The Settlers (2023) | Review

Felipe Gálvez Haberle delivers a bleak portrait of three men journeying across a frontier marred with brutal masculinity and racial genocide.

the settlers poster
Source: The Movie Database

Synopsis: Three men are tasked with marking the territory of José Menéndez's vast estate and finding a path for a cattle drive through Patagonia to the Atlantic Ocean.

Director: Felipe Gálvez Haberle
Cast: Camilo Arancibia, Mark Stanley, Alfredo Castro, Benjamín Westfall

Three men ride out into the frontier and what do they seek? Opportunity? Peace? Over and over, The Settlers answers: brutality. And it makes for an ugly picture, though not ill-made one.

The story starts on quite solid ground. A Brit, an American, and a Chilean ride out together to establish the boundaries of José Menéndez's territory. And if they have the opportunity to engage in cultural genocide and kill a few Selk'nam, then they'll earn some extra cash too.

Camilo Arancibia is meek and doe-eyed as Segundo, the young Chilean trusted by Alexander MacLennan (Stanley, Brit) but derided by Bill (Westfall, American). He seems primed to be the middle ground between two conflicting ways to live on the frontier as MacLennan and Bill debate tracking techniques and foraging plans. A score chock full of booming drums gives events an exciting, promising pace.

The three then bump into an Argentine platoon and waves of masculine violence start to break. Well-spirited shooting contests and boxing matches are the start of a spiral that brings senseless murder and rape. On occasion this had my mind bogged down in misery with only the film's insertion of new short-term characters to jar me back to life. Sam Spruell delivers a Hannibal Lecter-lite performance as Colonel Martin, who has fallen from grace and ended up a mercenary at the ends of the earth. While his time in the film is comparatively brief, he delivers a scene of spot-on tension and bottled rage – a refreshing burst of tension while the rest of the film is pulling you into the depths.

screencap from the settlers
Source: The Movie Database

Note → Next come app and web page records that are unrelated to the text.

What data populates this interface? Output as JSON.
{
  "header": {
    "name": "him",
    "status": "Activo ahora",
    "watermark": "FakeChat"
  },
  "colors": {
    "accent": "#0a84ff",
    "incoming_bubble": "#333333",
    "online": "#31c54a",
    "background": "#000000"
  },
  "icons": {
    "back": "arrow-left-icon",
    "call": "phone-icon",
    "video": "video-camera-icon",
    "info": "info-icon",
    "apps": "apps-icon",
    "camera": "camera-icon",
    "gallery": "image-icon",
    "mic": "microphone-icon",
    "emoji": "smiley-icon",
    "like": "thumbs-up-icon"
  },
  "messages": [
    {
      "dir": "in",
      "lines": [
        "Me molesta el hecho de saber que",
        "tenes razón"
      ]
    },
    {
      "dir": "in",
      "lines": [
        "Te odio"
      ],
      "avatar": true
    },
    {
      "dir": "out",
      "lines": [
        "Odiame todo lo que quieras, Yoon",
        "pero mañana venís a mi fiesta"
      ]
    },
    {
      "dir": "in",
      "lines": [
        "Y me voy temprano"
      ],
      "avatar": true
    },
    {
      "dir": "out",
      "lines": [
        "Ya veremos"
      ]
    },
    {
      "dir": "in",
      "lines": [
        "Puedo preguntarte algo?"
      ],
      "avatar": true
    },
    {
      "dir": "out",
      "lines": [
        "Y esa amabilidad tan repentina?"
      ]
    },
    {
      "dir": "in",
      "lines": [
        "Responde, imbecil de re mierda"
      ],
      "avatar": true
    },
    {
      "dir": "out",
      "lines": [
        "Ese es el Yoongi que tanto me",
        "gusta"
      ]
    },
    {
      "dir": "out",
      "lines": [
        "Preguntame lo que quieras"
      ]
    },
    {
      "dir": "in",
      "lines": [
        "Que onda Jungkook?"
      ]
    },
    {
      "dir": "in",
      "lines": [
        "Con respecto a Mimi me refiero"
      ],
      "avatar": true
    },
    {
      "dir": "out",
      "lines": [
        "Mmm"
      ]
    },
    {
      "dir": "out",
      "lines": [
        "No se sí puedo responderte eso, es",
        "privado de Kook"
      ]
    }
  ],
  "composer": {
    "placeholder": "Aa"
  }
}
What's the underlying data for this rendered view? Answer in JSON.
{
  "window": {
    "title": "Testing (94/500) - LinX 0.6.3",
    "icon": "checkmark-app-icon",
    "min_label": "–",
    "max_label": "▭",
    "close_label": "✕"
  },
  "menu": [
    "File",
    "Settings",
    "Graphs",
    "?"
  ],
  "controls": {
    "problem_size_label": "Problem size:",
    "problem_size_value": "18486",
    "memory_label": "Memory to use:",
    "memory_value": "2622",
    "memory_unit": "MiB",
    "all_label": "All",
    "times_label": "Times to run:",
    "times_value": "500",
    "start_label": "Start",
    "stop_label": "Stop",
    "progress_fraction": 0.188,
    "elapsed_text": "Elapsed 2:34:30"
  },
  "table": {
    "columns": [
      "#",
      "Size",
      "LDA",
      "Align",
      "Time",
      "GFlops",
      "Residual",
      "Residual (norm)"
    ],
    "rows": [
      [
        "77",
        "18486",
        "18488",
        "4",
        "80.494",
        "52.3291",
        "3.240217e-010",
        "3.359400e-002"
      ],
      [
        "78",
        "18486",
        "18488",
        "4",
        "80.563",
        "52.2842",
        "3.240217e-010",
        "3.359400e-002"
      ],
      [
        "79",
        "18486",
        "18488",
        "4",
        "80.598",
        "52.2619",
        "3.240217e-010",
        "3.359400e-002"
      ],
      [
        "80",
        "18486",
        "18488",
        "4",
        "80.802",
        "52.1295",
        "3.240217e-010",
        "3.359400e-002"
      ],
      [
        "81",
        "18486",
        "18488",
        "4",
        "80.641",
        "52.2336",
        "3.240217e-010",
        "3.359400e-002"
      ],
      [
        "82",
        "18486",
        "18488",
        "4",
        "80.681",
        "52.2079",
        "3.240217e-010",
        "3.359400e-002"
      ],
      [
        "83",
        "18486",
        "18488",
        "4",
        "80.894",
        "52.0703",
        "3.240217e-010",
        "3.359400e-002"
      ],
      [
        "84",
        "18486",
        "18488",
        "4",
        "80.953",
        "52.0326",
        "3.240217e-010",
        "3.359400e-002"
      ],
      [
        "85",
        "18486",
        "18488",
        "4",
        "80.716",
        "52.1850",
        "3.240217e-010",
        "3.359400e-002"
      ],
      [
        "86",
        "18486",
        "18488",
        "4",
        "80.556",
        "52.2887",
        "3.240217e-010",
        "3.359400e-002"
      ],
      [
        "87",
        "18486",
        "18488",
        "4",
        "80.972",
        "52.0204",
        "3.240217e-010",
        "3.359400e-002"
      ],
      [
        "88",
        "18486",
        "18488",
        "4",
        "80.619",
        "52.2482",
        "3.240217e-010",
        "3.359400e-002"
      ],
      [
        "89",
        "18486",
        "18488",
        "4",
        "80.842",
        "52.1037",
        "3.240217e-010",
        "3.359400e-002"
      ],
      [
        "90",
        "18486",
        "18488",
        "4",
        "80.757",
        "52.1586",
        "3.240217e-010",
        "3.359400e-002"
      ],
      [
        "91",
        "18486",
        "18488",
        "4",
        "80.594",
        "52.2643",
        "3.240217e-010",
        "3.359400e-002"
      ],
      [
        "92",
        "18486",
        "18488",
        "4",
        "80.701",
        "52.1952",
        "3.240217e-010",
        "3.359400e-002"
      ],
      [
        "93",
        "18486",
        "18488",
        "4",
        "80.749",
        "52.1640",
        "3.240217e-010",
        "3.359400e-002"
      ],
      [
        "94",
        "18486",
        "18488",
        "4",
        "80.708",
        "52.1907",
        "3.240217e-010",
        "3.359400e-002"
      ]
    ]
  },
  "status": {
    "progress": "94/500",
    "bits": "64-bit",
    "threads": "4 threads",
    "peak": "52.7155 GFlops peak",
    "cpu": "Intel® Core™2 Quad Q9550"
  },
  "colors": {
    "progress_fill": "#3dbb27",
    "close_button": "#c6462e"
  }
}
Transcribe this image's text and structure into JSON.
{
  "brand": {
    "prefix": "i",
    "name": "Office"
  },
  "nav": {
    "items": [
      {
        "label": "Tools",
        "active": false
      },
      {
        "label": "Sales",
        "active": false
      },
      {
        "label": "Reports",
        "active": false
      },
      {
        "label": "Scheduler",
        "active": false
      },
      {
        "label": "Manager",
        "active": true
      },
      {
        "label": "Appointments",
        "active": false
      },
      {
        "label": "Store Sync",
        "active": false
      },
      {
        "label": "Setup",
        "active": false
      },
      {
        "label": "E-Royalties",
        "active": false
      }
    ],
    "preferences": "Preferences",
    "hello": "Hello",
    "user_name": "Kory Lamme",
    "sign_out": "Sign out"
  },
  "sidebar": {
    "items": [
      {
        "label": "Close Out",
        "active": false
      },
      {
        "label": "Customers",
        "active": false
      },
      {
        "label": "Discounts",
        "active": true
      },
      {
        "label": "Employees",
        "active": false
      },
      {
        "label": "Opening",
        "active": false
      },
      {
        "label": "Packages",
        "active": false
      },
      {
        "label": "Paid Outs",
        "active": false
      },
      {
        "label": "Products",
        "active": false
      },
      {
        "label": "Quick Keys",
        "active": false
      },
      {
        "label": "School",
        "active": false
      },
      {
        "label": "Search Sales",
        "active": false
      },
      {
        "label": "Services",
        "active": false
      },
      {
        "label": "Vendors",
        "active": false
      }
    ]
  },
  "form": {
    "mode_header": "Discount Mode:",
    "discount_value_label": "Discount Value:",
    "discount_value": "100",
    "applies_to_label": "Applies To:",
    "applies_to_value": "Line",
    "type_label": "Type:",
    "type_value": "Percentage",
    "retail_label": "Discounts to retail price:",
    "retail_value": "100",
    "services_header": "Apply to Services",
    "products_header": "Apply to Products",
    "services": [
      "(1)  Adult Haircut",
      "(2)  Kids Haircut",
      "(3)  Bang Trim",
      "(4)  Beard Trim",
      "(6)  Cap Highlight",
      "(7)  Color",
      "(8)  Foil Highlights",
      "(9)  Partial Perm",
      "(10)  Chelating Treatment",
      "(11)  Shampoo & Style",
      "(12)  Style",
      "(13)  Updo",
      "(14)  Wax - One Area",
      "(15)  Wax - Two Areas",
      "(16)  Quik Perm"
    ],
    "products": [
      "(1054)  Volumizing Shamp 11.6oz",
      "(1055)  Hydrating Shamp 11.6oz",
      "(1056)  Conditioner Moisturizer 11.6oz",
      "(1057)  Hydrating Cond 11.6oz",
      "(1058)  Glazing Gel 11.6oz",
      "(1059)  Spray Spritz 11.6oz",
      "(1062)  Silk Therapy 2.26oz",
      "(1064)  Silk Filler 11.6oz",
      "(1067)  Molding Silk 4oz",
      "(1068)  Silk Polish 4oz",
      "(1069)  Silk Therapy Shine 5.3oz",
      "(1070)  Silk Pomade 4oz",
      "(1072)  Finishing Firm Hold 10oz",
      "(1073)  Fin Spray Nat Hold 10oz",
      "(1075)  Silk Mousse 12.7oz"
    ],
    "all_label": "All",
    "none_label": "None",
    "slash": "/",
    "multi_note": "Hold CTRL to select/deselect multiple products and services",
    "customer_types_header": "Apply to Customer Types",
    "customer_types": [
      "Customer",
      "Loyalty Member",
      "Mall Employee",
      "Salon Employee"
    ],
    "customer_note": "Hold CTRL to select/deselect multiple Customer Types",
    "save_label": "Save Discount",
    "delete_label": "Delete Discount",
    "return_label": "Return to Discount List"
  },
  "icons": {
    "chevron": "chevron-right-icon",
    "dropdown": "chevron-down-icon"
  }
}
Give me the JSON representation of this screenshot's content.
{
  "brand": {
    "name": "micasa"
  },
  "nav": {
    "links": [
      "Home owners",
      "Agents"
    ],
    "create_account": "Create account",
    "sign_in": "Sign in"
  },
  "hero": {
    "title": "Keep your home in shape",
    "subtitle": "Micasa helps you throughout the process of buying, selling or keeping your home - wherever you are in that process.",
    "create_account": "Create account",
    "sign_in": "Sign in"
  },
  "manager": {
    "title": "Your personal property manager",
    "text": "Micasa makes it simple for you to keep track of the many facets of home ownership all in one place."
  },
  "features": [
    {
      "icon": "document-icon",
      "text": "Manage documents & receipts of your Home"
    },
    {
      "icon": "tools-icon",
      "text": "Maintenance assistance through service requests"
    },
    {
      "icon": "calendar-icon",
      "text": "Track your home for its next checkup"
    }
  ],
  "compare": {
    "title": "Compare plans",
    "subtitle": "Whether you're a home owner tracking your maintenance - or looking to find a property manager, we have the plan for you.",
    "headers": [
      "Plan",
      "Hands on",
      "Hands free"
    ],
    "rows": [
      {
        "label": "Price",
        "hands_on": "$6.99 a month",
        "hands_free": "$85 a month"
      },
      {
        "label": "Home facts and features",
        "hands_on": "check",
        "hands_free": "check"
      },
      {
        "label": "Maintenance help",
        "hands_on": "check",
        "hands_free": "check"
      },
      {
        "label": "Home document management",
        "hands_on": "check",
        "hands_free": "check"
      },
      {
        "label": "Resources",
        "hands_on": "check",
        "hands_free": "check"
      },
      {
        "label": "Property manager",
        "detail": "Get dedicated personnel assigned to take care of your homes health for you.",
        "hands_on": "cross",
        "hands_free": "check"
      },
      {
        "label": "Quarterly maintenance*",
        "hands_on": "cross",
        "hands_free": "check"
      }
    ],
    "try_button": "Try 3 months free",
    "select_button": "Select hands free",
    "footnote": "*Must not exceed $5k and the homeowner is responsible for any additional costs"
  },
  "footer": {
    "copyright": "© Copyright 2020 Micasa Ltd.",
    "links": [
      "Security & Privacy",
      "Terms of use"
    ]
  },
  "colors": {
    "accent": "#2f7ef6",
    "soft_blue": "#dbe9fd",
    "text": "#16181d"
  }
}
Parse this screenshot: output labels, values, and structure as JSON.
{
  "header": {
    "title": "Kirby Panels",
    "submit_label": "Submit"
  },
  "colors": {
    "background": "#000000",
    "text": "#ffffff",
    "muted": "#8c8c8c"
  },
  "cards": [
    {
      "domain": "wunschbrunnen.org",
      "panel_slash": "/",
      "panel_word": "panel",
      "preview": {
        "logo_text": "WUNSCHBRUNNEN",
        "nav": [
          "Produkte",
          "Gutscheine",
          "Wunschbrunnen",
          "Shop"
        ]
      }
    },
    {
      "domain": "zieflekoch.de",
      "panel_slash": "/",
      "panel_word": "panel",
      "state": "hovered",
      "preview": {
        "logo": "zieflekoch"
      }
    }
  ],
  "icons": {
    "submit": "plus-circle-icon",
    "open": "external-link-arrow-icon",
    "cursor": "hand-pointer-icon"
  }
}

The frontier of The Settlers isn't a void to be filled with ambition, civilisation, justice, or even a crude form of revenge. It's an intolerable pit, which the film attempts to scrutinise in an expected turn. Time leaps forward and new characters start to dig through the ugly past of Alexander MacLennan. It's a welcome wrapper for the rest of the film to sit in, although it could have made a much more interesting conversation if it was introduced much earlier to fully bookend the story.

While you might always like what you see, you'll like how it's presented. The biggest praise goes to Simone D'Arcangelo's cinematography which captures both the scenery and the film's characters beautifully. Saturated colours ensure uniforms stand out from landscapes, and one particular sequence has our main trio emerging from a mist in a ghoulish fashion. When the light is low, things can be a little too difficult to see, but scenes with setting suns and firelight are simply excellent.

The Settlers is a heavy revision of the Western, particularly from a multicultural standpoint. It's great to see a story presenting just how much of a mixed pot the frontier became, albeit at the expense of those who already lived there. What misgivings I have about the film are still below its technical merits and I look forward to what Felipe Gálvez Haberle brings in his next feature film.